Repeat the data below with no changes.
/---
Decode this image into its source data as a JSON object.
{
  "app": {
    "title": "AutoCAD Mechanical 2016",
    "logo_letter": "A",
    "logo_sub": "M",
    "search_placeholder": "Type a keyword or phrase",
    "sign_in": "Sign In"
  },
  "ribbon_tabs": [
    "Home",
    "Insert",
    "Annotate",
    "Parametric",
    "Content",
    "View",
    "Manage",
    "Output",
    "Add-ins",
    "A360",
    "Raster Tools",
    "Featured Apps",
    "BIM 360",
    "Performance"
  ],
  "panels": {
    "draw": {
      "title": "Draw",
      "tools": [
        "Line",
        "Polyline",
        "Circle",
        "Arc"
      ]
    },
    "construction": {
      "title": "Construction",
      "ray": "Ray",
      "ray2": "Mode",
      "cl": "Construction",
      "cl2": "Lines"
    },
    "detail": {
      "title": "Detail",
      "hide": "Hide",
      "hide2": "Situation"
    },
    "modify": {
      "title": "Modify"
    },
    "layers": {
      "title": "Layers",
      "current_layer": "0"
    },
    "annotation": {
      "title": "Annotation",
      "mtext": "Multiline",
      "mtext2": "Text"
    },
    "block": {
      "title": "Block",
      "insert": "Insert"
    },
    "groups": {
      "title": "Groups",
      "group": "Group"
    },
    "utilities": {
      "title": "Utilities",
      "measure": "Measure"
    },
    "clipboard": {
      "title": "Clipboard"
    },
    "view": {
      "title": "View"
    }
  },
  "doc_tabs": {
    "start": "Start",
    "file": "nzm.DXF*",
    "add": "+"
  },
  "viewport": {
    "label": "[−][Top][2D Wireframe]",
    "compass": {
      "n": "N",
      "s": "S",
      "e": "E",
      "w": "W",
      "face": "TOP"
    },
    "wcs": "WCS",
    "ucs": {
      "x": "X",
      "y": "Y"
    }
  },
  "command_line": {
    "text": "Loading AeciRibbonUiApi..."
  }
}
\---
REPLY —
Decode this image into its source data as a JSON object.
{
  "app": {
    "title": "AutoCAD Mechanical 2016",
    "logo_letter": "A",
    "logo_sub": "M",
    "search_placeholder": "Type a keyword or phrase",
    "sign_in": "Sign In"
  },
  "ribbon_tabs": [
    "Home",
    "Insert",
    "Annotate",
    "Parametric",
    "Content",
    "View",
    "Manage",
    "Output",
    "Add-ins",
    "A360",
    "Raster Tools",
    "Featured Apps",
    "BIM 360",
    "Performance"
  ],
  "panels": {
    "draw": {
      "title": "Draw",
      "tools": [
        "Line",
        "Polyline",
        "Circle",
        "Arc"
      ]
    },
    "construction": {
      "title": "Construction",
      "ray": "Ray",
      "ray2": "Mode",
      "cl": "Construction",
      "cl2": "Lines"
    },
    "detail": {
      "title": "Detail",
      "hide": "Hide",
      "hide2": "Situation"
    },
    "modify": {
      "title": "Modify"
    },
    "layers": {
      "title": "Layers",
      "current_layer": "0"
    },
    "annotation": {
      "title": "Annotation",
      "mtext": "Multiline",
      "mtext2": "Text"
    },
    "block": {
      "title": "Block",
      "insert": "Insert"
    },
    "groups": {
      "title": "Groups",
      "group": "Group"
    },
    "utilities": {
      "title": "Utilities",
      "measure": "Measure"
    },
    "clipboard": {
      "title": "Clipboard"
    },
    "view": {
      "title": "View"
    }
  },
  "doc_tabs": {
    "start": "Start",
    "file": "nzm.DXF*",
    "add": "+"
  },
  "viewport": {
    "label": "[−][Top][2D Wireframe]",
    "compass": {
      "n": "N",
      "s": "S",
      "e": "E",
      "w": "W",
      "face": "TOP"
    },
    "wcs": "WCS",
    "ucs": {
      "x": "X",
      "y": "Y"
    }
  },
  "command_line": {
    "text": "Loading AeciRibbonUiApi..."
  }
}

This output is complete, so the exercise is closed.